business laws

Have a thorough understanding of the Federal Trade Commission Act. In general, people say they did not have the legal prowess and understanding to either read or interpret the voluminous and confusing jargon of the laws. But, as it is famously said, ignorance of law is not an excuse to violate it.

If you are under-qualified to understand or interpret the laws, make sure you have credible help from your friends already in the business, or you hire the legal experts for the same. The main objective of the law is to protect the consumer and not the entrepreneur. You do not want, under any circumstance, your advertisement to bring harm to your business.

Advertise Your Business Legally

  • Never make over exaggerated claims which are impossible to believe – even with little application of common sense.
  • Never take a casual approach while advertising, make a detailed study.
  • Check in your line of business for any previous cases or consumer suits.
  • Do not make claims which are blatantly false, especially in cases related to health and safety.
  • Do not blindly believe your advertising firm.
  • Do not make a false claim, even if your main rivals or counterparts did so.
  • Always keep the consumer satisfaction in mind.
  • Never think that you will never be caught for fraud in advertising. A good deal of shopkeepers have got caught by the long hands of justice.
  • Get an idea of international best practices.
  • Go through the Federal Trade Commission (FTC) act line by line.

Consult with legal experts, and setup safeguards so you don’t enter into any problematic situations.  It will likely be less costly to work with the legal experts beforehand than to face large fines or legal battles afterwards. Even when one looks into the success stories of some great start ups and new businesses, their clever advertising gets the credit. A good advertising can pull in a large group of customers into your store or business. A bad one can have the FTC officials knocking at your door. So be clever and play by the rules, so that you do not end up being played by the rules.

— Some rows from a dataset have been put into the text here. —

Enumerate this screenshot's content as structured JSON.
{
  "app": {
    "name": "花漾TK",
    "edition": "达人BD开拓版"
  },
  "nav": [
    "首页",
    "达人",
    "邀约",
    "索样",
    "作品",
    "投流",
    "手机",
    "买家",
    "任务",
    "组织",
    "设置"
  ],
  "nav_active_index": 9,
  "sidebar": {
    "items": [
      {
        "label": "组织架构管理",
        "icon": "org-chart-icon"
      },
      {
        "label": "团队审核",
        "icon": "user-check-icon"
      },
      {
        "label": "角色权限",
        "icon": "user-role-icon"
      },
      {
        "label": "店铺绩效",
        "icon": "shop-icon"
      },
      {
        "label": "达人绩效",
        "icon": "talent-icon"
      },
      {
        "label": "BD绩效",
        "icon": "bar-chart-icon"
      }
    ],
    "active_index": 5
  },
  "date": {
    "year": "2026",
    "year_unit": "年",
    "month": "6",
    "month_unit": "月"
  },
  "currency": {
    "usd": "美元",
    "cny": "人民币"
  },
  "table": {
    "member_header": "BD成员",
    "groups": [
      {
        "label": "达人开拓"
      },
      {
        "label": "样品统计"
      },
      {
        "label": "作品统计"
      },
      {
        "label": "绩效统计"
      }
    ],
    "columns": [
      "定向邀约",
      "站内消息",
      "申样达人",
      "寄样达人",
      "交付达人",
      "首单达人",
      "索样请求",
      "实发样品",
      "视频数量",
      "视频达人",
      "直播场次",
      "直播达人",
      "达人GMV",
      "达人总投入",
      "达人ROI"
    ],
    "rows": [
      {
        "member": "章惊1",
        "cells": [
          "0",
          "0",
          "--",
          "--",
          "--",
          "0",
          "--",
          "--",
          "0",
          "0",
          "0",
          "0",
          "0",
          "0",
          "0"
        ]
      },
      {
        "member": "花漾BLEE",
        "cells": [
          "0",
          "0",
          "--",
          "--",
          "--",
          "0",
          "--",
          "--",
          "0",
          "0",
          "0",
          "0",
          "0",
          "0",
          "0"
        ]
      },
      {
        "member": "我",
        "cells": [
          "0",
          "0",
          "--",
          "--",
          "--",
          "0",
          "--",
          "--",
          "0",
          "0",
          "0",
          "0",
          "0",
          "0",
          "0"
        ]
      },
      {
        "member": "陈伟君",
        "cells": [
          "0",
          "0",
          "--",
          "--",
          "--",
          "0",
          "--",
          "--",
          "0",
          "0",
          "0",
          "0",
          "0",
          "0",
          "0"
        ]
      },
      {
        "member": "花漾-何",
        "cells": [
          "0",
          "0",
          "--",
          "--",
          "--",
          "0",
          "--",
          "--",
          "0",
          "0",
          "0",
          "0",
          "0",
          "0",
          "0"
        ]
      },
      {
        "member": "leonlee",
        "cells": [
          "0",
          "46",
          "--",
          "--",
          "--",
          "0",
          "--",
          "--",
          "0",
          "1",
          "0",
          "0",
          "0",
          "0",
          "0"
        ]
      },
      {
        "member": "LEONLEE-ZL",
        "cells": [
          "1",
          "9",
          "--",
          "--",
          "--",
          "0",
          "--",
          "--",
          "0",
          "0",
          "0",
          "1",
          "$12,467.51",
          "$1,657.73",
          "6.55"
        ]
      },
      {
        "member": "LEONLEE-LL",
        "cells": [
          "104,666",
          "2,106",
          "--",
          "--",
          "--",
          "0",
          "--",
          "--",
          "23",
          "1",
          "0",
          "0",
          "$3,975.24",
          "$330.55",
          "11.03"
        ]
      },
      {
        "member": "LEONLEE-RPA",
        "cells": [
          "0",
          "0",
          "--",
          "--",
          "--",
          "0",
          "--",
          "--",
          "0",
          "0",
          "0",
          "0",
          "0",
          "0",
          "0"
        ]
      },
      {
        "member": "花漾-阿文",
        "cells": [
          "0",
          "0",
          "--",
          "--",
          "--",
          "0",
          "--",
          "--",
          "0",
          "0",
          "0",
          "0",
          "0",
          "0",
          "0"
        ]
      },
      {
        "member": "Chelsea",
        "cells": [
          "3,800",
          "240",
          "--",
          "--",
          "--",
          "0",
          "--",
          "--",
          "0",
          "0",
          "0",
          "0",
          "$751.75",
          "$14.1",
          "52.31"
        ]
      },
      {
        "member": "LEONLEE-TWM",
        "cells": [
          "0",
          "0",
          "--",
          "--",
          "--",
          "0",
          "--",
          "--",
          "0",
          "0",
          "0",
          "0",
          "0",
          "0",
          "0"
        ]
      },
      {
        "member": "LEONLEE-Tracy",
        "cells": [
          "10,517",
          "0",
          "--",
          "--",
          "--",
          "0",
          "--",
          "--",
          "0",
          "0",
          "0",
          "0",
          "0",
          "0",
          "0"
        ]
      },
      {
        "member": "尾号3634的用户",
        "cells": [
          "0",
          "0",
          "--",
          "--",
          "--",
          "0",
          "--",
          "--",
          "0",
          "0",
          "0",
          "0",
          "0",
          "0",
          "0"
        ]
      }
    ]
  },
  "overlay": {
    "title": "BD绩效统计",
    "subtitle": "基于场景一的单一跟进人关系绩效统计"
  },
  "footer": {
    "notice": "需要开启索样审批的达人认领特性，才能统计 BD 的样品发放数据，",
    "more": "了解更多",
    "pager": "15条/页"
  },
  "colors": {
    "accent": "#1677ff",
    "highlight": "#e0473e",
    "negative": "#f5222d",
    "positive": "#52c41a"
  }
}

At Gutglass, Erickson, Bonville & Larson, we understand the challenges of dealing with legal issues for your business and we are here to help. Give us a call and we will be happy to answer all your questions. Call us today at (414) 273-1144.